References[edit]

  1. ^ a b Geoffrey B. Churchman and Tony Hurst, The Railways of New Zealand: A Journey Through History (Auckland: HarperCollins, 1991), 185.
  2. ^ David Leitch and Brian Scott, Exploring New Zealand's Ghost Railways, revised edition (Wellington: Grantham House, 1998 [1995]), 80.
  3. ^ "Wellington", North Otago Times 23(1220) [10 March 1876]: 2.
  4. ^ a b c d e Leitch and Scott, Exploring New Zealand's Ghost Railways, 81.
  5. ^ "Oamaru - Naseby Railway Committee", North Otago Times 26(1626) [6 July 1877]: 2.
  6. ^ "Waimate County Council", North Otago Times 26(1632) [13 July 1877]: 2.
  7. ^ "Timaru", North Otago Times 28(3038) [17 April 1882]: 2.
  8. ^ New Zealand Railway and Tramway Atlas, fourth edition, edited by John Yonge (Essex: Quail Map Company, 1993), 24.
  9. ^ Jenny Haworth, "Go Down to Strawberry Fields", New Zealand Herald (16 July 2006), 2.
  10. ^ Central South Island Tourism, "The Strawberry Trail", accessed 22 October 2007.

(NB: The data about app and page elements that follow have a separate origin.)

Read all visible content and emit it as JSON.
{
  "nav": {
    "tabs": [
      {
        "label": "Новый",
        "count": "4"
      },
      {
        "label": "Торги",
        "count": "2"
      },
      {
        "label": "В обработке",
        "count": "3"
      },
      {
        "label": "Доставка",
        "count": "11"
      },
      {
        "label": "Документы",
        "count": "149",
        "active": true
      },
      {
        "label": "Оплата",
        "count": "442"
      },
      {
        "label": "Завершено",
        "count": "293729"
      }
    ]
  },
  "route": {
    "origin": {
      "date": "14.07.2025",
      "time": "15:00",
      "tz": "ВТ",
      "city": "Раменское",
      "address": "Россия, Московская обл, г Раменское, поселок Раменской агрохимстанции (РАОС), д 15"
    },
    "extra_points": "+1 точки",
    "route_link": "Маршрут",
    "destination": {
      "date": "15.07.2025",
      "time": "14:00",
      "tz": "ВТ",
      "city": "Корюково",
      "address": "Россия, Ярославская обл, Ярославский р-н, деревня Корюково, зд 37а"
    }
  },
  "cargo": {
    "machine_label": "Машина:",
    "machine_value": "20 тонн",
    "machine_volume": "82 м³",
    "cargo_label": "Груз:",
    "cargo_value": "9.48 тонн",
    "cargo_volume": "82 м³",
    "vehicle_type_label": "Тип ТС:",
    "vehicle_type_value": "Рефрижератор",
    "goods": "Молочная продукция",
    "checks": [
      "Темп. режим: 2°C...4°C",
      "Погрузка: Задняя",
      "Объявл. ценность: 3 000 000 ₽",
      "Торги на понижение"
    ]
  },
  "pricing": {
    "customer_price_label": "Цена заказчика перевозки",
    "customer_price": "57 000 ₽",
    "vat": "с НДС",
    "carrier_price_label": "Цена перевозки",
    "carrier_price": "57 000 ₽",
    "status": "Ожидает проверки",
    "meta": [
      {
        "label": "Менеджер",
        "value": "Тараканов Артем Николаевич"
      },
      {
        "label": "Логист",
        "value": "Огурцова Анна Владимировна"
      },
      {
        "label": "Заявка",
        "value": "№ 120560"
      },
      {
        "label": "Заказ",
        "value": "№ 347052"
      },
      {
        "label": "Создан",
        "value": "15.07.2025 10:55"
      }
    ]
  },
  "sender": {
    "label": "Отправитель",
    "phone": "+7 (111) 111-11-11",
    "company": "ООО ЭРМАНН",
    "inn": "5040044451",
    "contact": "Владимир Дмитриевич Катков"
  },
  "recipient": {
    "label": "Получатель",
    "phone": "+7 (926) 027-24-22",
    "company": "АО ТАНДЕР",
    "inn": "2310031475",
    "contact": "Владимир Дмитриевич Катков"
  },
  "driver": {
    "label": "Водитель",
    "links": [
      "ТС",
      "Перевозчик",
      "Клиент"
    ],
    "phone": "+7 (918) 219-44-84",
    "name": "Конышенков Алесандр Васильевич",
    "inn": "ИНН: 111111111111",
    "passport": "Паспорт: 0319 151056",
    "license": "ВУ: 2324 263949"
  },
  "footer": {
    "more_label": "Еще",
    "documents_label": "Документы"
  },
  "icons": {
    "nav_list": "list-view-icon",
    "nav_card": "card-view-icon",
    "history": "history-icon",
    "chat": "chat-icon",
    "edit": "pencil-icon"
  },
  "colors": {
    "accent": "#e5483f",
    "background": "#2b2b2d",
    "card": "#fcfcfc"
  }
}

Further reading[edit]

  • Churchman, Geoffrey B; Hurst, Tony (2001) [1990, 1991]. The Railways of New Zealand: A Journey through History (Second ed.). Transpress New Zealand. ISBN 0-908876-20-3.
  • Hermann, Bruce J; South Island Branch Lines p 17 (1997, New Zealand Railway & Locomotive Society, Wellington) ISBN 0-908573-70-7

External links[edit]